Spotted Flycatcher (Muscicapa striata)
Have any of you noticed how clean the front of your car is nowadays?
Some 15 to 20 years ago there was a regular chore to complete after every significant journey.
Hot water, a bucket, soap and a brush were needed to scrape off a grim gallery of dead insects on the headlights, radiator grill, and number plate.
Front windscreens had to be cleaned even more regularly to remove the smears left by splattered butterflies, moths and bugs.
But now our vehicles stay largely splat-free and that is not just because of their more aerodynamic shapes. Older Land Rovers are as sleek as a brick, but they are experiencing the same phenomenon.

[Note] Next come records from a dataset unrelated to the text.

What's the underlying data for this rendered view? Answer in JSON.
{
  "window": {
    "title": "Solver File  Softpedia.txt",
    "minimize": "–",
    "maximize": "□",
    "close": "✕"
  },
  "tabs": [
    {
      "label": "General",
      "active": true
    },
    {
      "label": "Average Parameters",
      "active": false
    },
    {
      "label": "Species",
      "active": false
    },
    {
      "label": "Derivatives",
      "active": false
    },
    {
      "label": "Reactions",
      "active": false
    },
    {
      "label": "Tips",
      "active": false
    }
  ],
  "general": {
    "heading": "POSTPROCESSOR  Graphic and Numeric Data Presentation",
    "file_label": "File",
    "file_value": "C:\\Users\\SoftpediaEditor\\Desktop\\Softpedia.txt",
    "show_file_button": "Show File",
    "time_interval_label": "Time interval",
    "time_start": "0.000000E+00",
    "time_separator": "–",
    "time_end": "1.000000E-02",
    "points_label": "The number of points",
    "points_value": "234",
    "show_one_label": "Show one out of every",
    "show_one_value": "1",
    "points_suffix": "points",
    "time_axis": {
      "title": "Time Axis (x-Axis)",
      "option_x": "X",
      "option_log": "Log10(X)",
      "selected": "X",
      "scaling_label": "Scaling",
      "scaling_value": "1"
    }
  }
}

Industrial agriculture and insecticides have taken their toll. Flower-rich meadows, havens for pollinators such as bees and hoverflies, are disappearing. Other complex factors play their part too in the demise of a vast array of insects.

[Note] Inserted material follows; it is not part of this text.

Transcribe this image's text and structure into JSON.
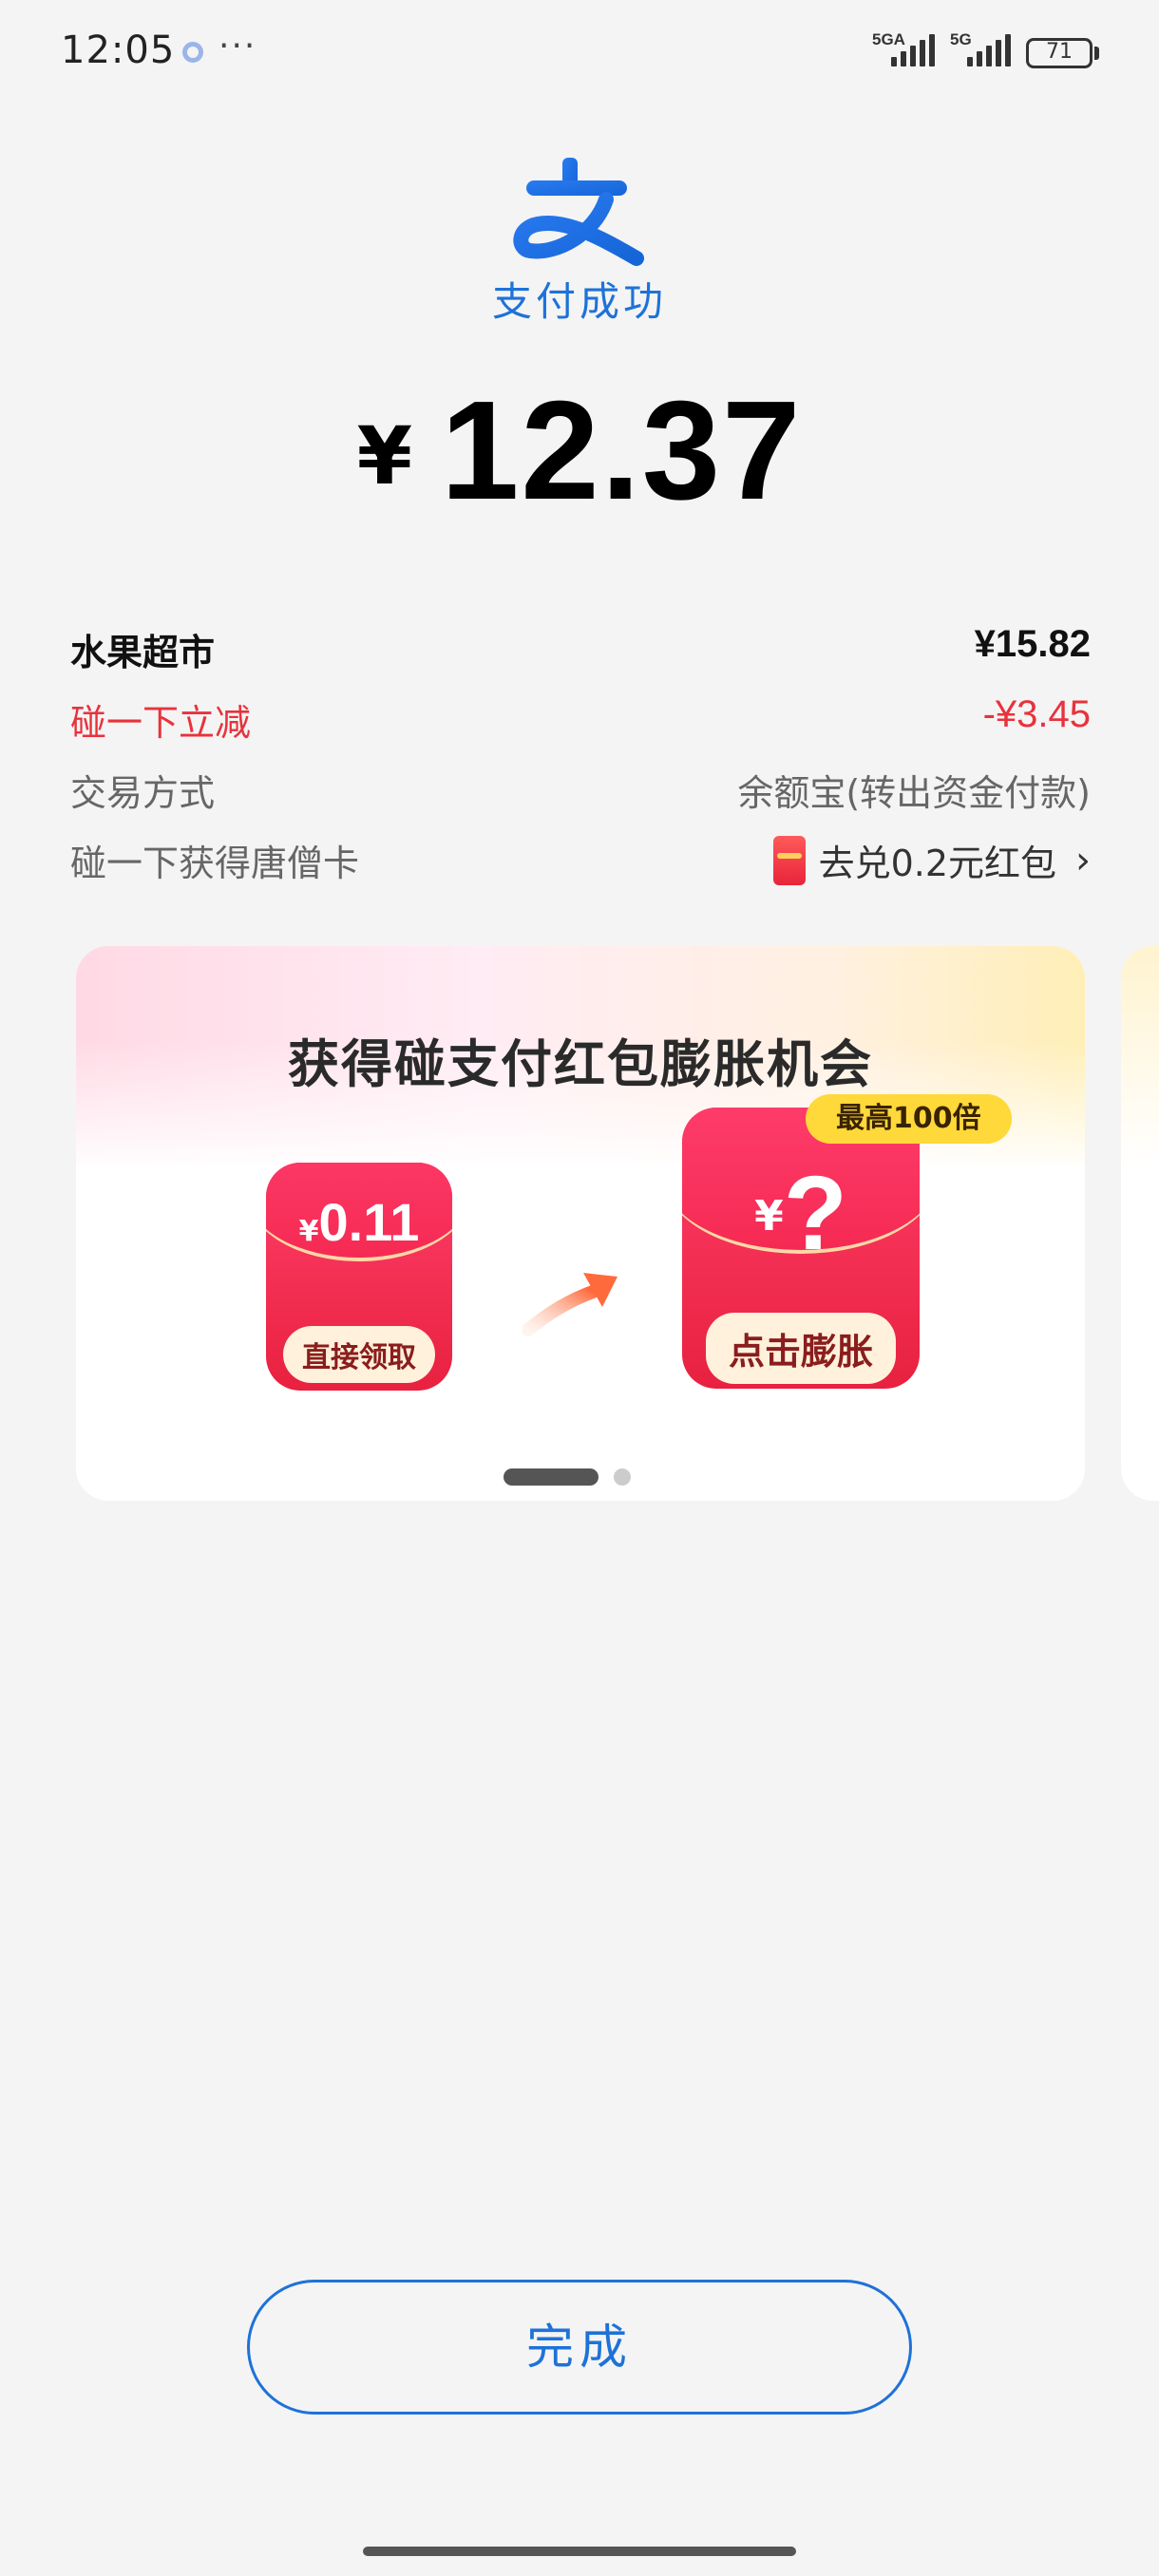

And that all contributes to the pressures facing a bird that comes to breed in our orchards, parks, gardens and wooden clearings. The Spotted Flycatcher. Or ‘Spot Fly’ as we birders refer to it. Best to be quick – by the time you say the five-syllable full name it might have flown off.
This sub-Saharan migrant is the latest to arrive back to us each year, checking in during the second or third week of May from its winter quarters in coastal West Africa. Bang on cue to benefit from the newly emerging meaty-winged morsels that are back on the menu.

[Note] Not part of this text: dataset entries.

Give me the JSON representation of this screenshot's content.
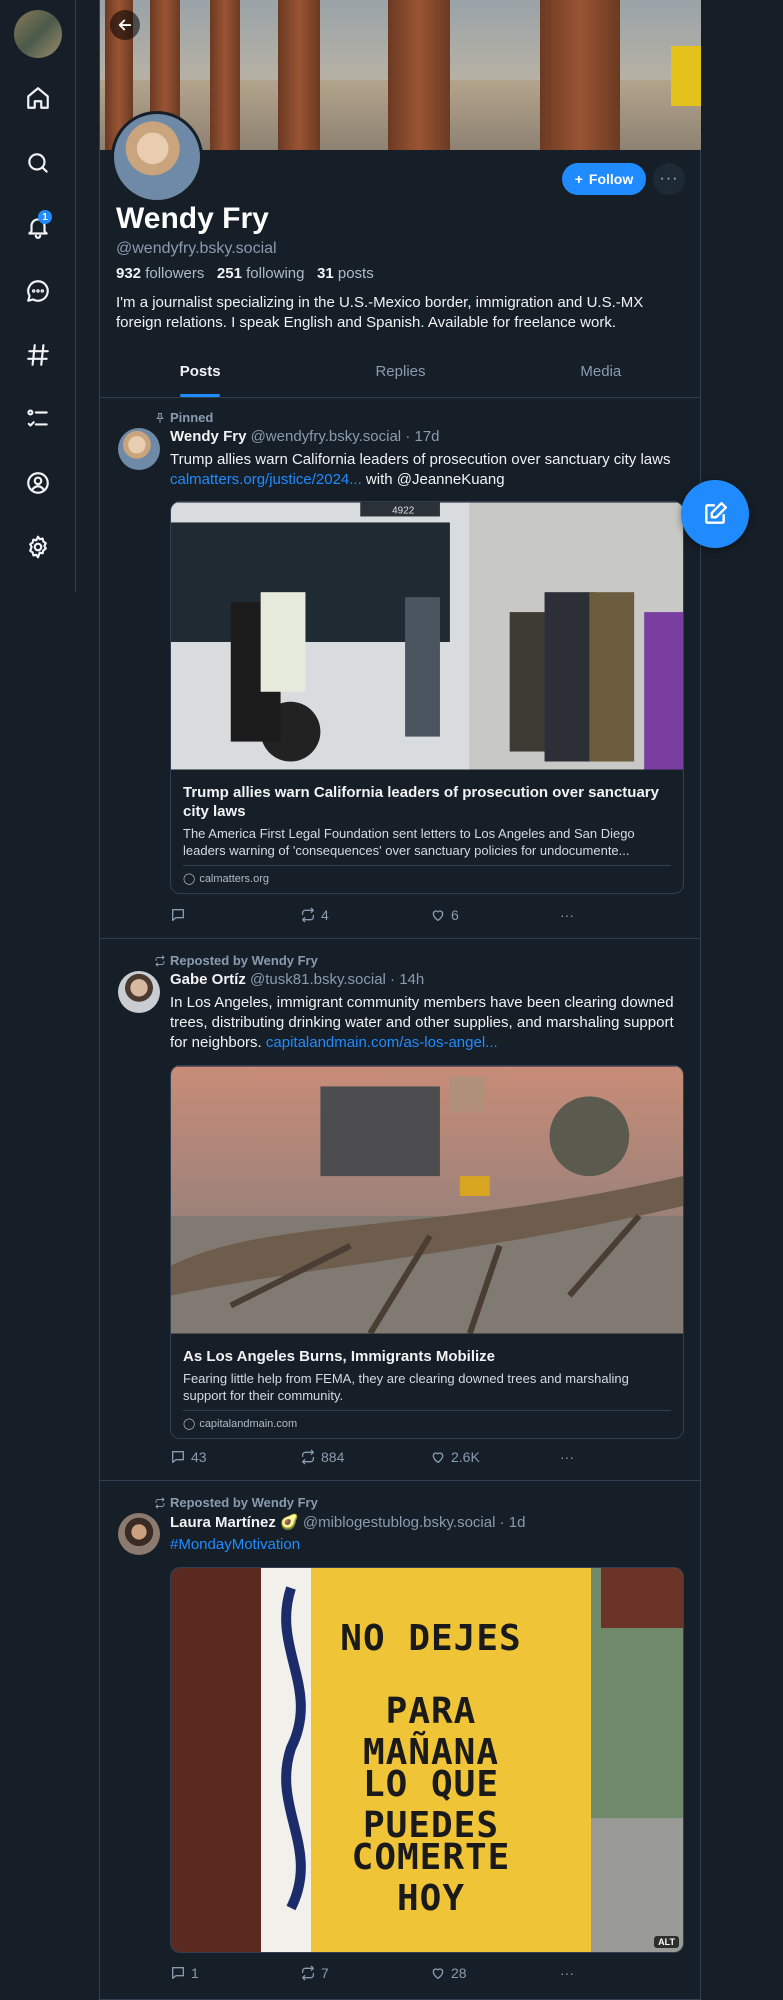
{
  "nav": {
    "notification_count": "1",
    "items": [
      "home-icon",
      "search-icon",
      "bell-icon",
      "chat-icon",
      "hashtag-icon",
      "list-icon",
      "profile-icon",
      "gear-icon"
    ]
  },
  "profile": {
    "name": "Wendy Fry",
    "handle": "@wendyfry.bsky.social",
    "followers_count": "932",
    "followers_label": "followers",
    "following_count": "251",
    "following_label": "following",
    "posts_count": "31",
    "posts_label": "posts",
    "bio": "I'm a journalist specializing in the U.S.-Mexico border, immigration and U.S.-MX foreign relations. I speak English and Spanish. Available for freelance work.",
    "follow_label": "Follow",
    "more_label": "···"
  },
  "tabs": [
    {
      "label": "Posts",
      "active": true
    },
    {
      "label": "Replies",
      "active": false
    },
    {
      "label": "Media",
      "active": false
    }
  ],
  "posts": [
    {
      "reason": "Pinned",
      "name": "Wendy Fry",
      "handle": "@wendyfry.bsky.social",
      "time": "· 17d",
      "text_pre": "Trump allies warn California leaders of prosecution over sanctuary city laws ",
      "text_link": "calmatters.org/justice/2024...",
      "text_post": " with @JeanneKuang",
      "card_title": "Trump allies warn California leaders of prosecution over sanctuary city laws",
      "card_desc": "The America First Legal Foundation sent letters to Los Angeles and San Diego leaders warning of 'consequences' over sanctuary policies for undocumente...",
      "card_domain": "calmatters.org",
      "replies": "",
      "reposts": "4",
      "likes": "6"
    },
    {
      "reason": "Reposted by Wendy Fry",
      "name": "Gabe Ortíz",
      "handle": "@tusk81.bsky.social",
      "time": "· 14h",
      "text_pre": "In Los Angeles, immigrant community members have been clearing downed trees, distributing drinking water and other supplies, and marshaling support for neighbors. ",
      "text_link": "capitalandmain.com/as-los-angel...",
      "text_post": "",
      "card_title": "As Los Angeles Burns, Immigrants Mobilize",
      "card_desc": "Fearing little help from FEMA, they are clearing downed trees and marshaling support for their community.",
      "card_domain": "capitalandmain.com",
      "replies": "43",
      "reposts": "884",
      "likes": "2.6K"
    },
    {
      "reason": "Reposted by Wendy Fry",
      "name": "Laura Martínez 🥑",
      "handle": "@miblogestublog.bsky.social",
      "time": "· 1d",
      "text_link": "#MondayMotivation",
      "sign_lines": [
        "NO DEJES",
        "PARA MAÑANA",
        "LO QUE PUEDES",
        "COMERTE HOY"
      ],
      "alt": "ALT",
      "replies": "1",
      "reposts": "7",
      "likes": "28"
    }
  ],
  "colors": {
    "accent": "#208bfe",
    "background": "#161e27",
    "border": "#2e4052"
  }
}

It has come from as far away as Angola, the Congo Basin, Gambia and Nigeria. The earliest I have seen around Cranleigh and surrounding villages was on the 5th of May, back in 2003.
Slimmer than a similar-sized House Sparrow, this mostly greyish-brown bird with faintly streaked (hence ‘Spotted’) breast, silver-white belly, and black legs may not be the best looker. It is not a notable singer either, managing only a quiet, high pitched ‘see.’
Spotted Flycatcher (Muscicapa striata)
But its ‘armoury’ gives it plenty of character to make it a top performer. A relatively long tail, and wings, provide the power for dashing sorties from a prominent perch to snatch passing flies with its long thin bill. Get close enough and you can hear the ‘snap.’ Then it doubles back for a quick snack at its lookout post on a branch, wall, or fence post and awaits another unsuspecting passer-by.
Last year a pair bred within a short walk of the Cranleigh Magazine offices and it was a privilege to see them busily fly-catching to feed their youngsters.
Often this species will return to a nesting site in subsequent years, but they are getting spotted lesser and lesser. Now only very small numbers can be found in publicly accessible areas around Cranleigh and Ewhurst.
Suitable habitat exists in the gardens of large country houses in this part of the Surrey Hills where horse paddocks provide the food and the woodland clearings the Spotted Flycatcher craves.
Summer days past in the early years of this century revealed as many as three pairs within a few hundred yards of one another in Cranleigh. One was on patrol in Cranleigh High Street.
But these are regrettably just memories and early Autumn now seems to be the best time to find the Spotted Flycatcher. Family groups are then feeding fast to be fit for their night flight south. My latest sighting here was 27th September, so you have hopefully got more than another three months to find one.
We are not the only ones to witness this bird’s decline. As an official ‘red-listed’ species it has the highest conservation priority. Its numbers are down throughout its European range and there has been a national fall of 88% since 1970 including a 50% drop between 1995 and 2010.
You can try and do your bit to help if you have a big garden, stables, or farmland – or know someone who has. Invest in an open fronted nest box. Even if your target does not use it, another species might benefit.
Exactly why the Spotted Flycatcher is having such a hard time remains a puzzle. But, as the Surrey Bird Club chair Eric Soden has reported (Surrey Bird Atlas 2007-2012), this bird is one of several long-distance migrants wintering in West Africa’s humid zone that are showing a steep population decline.
This suggests the cause is to be found in their wintering grounds or on migration. It might not all be our fault.